I've heard them called ephemerals. Indeed, they tend to be small, bright, and short-lived. Aside from providing us with a pop of color in the still-brown landscape, spring ephemerals provide sustenance to early insects such as queen bumblebees. Ephemerals sprout in unlikely places, peaking out from beneath leaf litter, between tree roots, along streamsides, and in vernal pools.
In the middle of a dry July, wouldn't it be nice to have some rain barrels brimming with H2O? A visit to the Rhode Island Water Lady can make it happen.
I've talked with people who hesitate to go outside, worried about getting a tick bite. Researchers from the Connecticut Agricultural Experiment Station (CAES) have investigated the problem for years. Here's my 2014 interview with Dr.
On April 6, 2014, these cedar waxwings were pecking berries left over from the 2013 growing season--our brilliant red native winterberries (Ilex verticillata). The berries are said to be too hard and sour for the birds until about this time of year, late winter, early spring--when most food sources are scarce. It's just one more reason to plant native and let nature do its work.
They're so small, but not so simple. Seeds seem as though they should be easy to buy, but there is actually a lot to know.
They look so innocent and inviting, those little seed packets on retail counters in January, February, and March.
Got snow? As I write, we are near white-out. But I am thinking of seedlings. There are the traditional late winter seedlings, yes, but there are also some outdoor adventures to be had in late winter growing. That's because, as our days get longer and brighter, it's actually possible to begin the planting process.
The soft paws of pussy willow, a small native tree, go hand in hand with late February in the southern New England town where I live. But apparently we'll have to stick to town and city streets to find Salix discolor (its other name), because in a number of places, they are considered almost gone from the wild landscape.

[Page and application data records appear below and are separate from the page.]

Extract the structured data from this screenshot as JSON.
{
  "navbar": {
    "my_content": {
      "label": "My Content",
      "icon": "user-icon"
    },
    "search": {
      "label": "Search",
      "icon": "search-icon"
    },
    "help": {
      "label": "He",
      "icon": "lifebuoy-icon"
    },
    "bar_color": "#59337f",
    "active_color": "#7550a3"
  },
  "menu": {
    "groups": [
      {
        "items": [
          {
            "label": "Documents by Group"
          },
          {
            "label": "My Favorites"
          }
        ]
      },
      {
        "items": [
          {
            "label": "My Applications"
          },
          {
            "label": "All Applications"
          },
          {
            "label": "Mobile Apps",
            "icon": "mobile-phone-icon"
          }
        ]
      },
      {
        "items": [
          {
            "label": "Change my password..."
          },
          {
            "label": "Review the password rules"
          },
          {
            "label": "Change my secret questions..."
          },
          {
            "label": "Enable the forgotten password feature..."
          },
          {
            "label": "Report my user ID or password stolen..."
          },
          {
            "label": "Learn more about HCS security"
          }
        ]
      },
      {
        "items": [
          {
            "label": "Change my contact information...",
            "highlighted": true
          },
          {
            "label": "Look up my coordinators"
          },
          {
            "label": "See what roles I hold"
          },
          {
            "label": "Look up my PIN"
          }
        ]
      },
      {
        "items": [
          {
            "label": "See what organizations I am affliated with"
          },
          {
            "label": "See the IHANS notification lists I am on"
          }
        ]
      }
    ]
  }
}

Four-season food growing in the northeastern US? It's a topic that pops into gardening and farming headlines more and more. The topic has long been of interest to me; I've practiced season extension and cold-cellaring for years. But full production in winter is a skill unto itself.